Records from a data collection
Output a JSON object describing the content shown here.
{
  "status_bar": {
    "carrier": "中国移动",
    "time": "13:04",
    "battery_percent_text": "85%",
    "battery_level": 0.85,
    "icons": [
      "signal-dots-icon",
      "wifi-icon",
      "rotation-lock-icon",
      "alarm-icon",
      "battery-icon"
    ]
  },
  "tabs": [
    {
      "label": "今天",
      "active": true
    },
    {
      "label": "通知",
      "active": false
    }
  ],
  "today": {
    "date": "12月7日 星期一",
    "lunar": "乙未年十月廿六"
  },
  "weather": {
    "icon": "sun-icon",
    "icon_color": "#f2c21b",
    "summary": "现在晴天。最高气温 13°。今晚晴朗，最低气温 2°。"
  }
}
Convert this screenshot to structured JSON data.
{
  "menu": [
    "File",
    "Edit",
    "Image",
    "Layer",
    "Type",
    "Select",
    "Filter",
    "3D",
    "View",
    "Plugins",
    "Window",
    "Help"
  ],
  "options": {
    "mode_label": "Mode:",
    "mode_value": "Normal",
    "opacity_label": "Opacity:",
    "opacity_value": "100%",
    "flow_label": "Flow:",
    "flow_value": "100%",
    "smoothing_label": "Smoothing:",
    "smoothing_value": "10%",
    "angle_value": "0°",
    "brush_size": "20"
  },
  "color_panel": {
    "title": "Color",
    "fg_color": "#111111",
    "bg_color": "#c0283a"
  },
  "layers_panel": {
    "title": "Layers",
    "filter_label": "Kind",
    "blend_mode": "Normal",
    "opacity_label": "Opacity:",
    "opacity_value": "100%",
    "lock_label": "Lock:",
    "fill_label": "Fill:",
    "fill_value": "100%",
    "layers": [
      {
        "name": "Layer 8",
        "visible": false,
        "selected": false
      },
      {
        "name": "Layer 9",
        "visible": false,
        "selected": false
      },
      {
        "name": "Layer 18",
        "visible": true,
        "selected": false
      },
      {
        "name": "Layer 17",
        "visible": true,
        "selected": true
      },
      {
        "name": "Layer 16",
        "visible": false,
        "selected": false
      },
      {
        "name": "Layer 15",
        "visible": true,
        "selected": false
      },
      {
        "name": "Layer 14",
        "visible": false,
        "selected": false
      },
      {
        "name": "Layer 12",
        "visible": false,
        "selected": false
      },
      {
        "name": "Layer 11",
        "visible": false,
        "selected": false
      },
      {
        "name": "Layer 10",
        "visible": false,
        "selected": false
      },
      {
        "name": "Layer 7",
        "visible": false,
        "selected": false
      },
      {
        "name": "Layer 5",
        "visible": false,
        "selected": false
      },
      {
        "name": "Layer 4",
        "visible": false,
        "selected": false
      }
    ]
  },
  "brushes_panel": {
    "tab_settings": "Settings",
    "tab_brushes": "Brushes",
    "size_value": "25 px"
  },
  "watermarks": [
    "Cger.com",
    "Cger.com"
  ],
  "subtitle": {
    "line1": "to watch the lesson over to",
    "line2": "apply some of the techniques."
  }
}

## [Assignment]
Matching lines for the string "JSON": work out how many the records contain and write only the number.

## [Task response]
2